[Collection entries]
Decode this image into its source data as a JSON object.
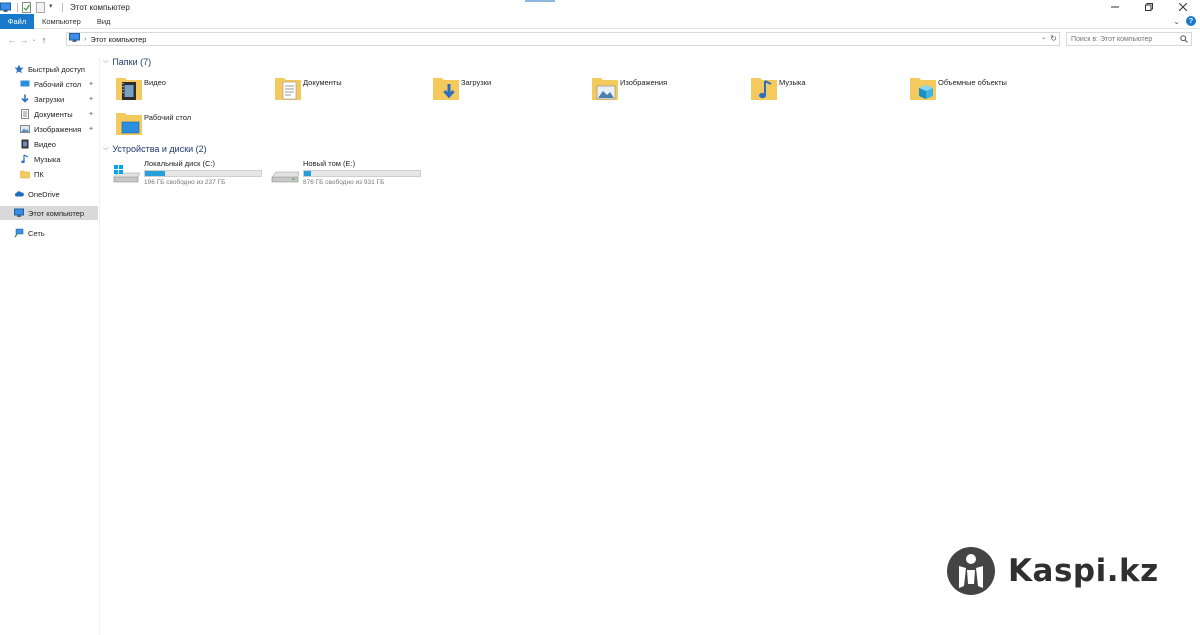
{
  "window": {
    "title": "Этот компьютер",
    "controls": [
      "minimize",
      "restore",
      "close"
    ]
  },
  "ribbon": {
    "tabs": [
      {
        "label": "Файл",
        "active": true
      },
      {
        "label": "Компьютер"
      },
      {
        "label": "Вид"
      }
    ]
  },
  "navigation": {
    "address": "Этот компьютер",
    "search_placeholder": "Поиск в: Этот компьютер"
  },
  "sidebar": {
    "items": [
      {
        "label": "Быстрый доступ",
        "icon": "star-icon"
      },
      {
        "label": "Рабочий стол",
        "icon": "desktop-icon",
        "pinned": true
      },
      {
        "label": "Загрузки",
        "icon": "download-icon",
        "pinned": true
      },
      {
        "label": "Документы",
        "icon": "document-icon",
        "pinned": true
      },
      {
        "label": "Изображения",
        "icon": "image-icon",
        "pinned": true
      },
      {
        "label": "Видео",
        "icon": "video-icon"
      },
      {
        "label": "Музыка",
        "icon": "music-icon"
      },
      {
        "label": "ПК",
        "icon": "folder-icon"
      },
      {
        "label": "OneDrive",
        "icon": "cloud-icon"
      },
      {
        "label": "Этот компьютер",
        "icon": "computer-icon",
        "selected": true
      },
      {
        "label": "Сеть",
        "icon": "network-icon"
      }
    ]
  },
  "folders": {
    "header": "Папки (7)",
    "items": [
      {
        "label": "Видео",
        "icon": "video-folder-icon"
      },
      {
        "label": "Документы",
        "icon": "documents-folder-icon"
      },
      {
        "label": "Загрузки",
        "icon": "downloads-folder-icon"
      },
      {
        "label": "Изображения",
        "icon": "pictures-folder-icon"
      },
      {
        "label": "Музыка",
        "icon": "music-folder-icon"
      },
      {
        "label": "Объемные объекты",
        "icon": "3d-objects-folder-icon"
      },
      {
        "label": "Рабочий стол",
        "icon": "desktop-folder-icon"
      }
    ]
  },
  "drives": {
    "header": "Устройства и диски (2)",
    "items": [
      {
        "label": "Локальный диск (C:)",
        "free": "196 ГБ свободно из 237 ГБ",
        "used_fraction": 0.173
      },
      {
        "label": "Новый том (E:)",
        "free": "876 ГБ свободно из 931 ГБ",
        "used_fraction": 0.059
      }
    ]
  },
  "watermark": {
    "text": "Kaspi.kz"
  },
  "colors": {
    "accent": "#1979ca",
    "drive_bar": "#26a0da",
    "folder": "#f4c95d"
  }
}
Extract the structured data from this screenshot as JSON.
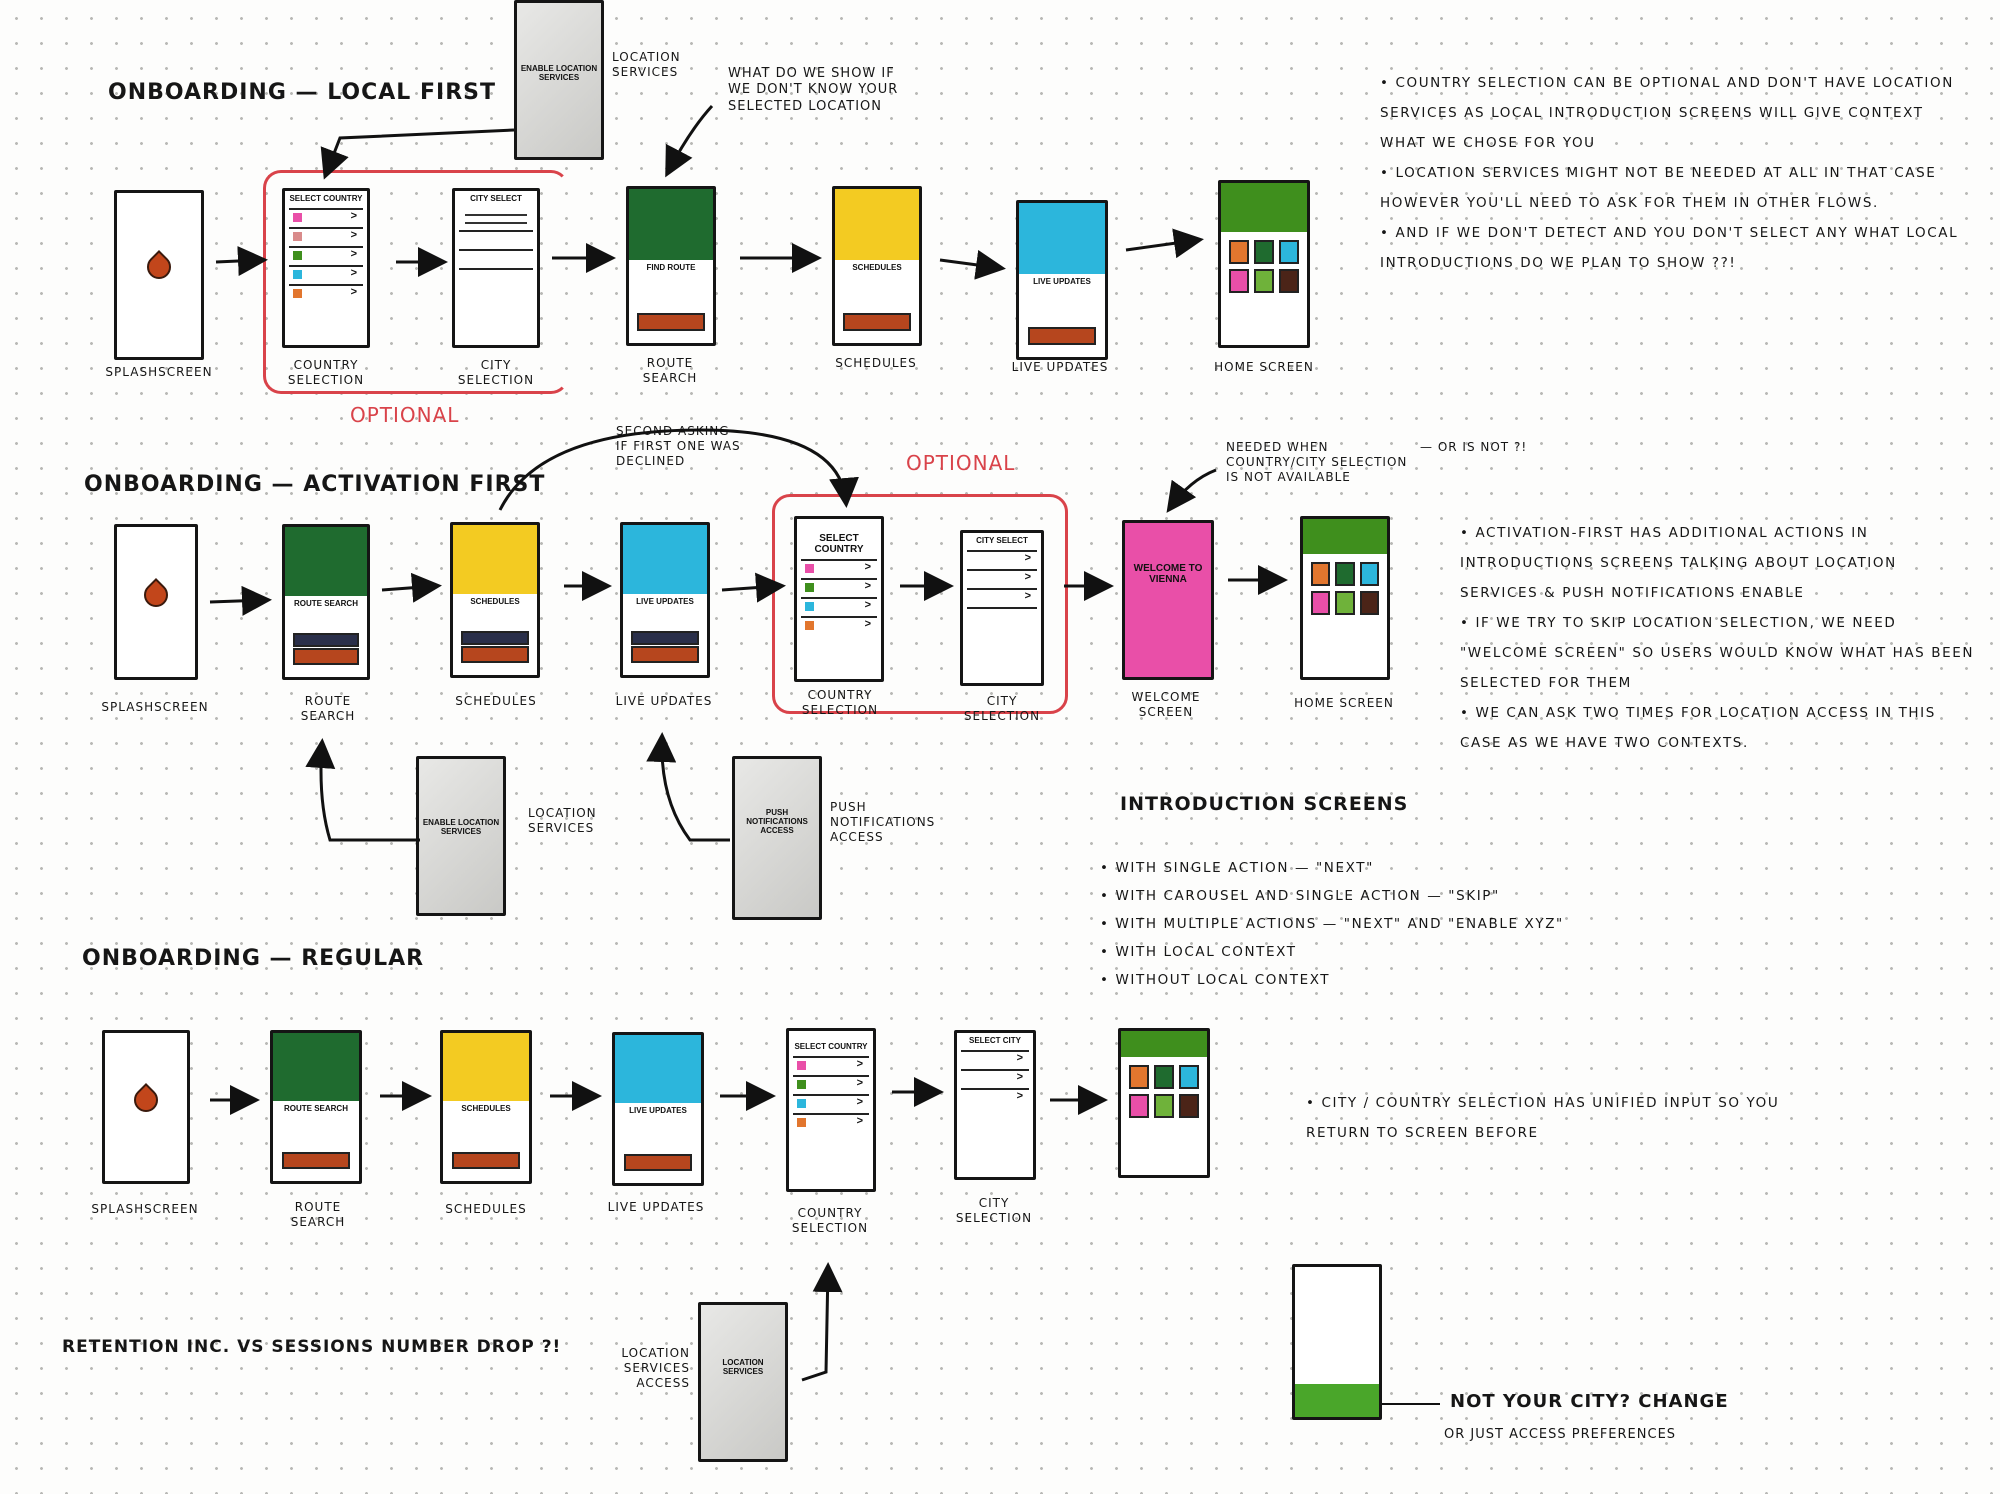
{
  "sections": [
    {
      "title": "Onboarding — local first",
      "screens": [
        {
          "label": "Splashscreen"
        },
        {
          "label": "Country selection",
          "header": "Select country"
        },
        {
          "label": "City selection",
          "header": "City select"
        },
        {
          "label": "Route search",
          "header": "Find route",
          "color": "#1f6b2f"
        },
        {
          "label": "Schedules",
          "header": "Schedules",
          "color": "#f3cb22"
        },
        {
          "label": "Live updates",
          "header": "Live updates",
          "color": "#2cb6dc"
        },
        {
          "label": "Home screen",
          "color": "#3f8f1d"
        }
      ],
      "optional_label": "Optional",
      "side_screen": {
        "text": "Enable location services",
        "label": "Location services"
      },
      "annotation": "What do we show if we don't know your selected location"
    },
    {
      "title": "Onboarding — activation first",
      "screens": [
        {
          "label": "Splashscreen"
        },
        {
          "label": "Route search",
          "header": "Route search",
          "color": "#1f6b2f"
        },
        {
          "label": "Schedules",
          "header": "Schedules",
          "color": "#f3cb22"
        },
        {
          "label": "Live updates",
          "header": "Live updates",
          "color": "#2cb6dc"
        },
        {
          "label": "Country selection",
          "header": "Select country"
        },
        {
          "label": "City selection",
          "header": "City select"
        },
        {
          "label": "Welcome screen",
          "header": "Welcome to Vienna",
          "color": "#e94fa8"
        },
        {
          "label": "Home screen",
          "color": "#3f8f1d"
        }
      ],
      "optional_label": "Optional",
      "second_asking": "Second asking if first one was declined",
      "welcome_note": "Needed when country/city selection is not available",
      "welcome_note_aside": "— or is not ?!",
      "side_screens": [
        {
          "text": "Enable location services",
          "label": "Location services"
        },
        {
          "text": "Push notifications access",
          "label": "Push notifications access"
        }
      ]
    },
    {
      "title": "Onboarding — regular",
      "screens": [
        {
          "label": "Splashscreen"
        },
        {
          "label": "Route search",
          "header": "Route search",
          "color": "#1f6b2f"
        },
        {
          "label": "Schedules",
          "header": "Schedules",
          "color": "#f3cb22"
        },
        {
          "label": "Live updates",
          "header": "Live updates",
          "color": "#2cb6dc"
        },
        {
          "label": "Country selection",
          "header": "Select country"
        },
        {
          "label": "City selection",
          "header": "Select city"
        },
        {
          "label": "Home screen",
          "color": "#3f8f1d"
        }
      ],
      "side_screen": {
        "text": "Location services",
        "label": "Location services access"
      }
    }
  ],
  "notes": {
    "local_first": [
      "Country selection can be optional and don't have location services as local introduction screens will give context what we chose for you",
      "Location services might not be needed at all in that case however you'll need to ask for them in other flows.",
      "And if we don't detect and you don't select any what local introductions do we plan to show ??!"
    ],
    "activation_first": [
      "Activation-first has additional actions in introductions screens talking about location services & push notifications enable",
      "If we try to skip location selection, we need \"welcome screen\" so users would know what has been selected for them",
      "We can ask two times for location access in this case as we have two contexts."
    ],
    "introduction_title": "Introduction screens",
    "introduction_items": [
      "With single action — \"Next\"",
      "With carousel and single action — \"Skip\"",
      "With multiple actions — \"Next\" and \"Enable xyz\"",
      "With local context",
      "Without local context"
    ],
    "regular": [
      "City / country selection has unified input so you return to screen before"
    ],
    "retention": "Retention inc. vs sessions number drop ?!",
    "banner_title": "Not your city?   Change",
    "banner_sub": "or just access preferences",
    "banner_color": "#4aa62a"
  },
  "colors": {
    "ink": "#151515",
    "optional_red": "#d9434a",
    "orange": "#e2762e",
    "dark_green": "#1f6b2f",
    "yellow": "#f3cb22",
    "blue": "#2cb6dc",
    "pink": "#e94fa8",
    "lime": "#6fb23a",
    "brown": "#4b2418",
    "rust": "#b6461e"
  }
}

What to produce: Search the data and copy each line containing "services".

Solved exercise:
        "text": "Enable location services",
        "label": "Location services"
          "text": "Enable location services",
          "label": "Location services"
        "text": "Location services",
        "label": "Location services access"
      "Country selection can be optional and don't have location services as local introduction screens will give context what we chose for you",
      "Location services might not be needed at all in that case however you'll need to ask for them in other flows.",
      "Activation-first has additional actions in introductions screens talking about location services & push notifications enable",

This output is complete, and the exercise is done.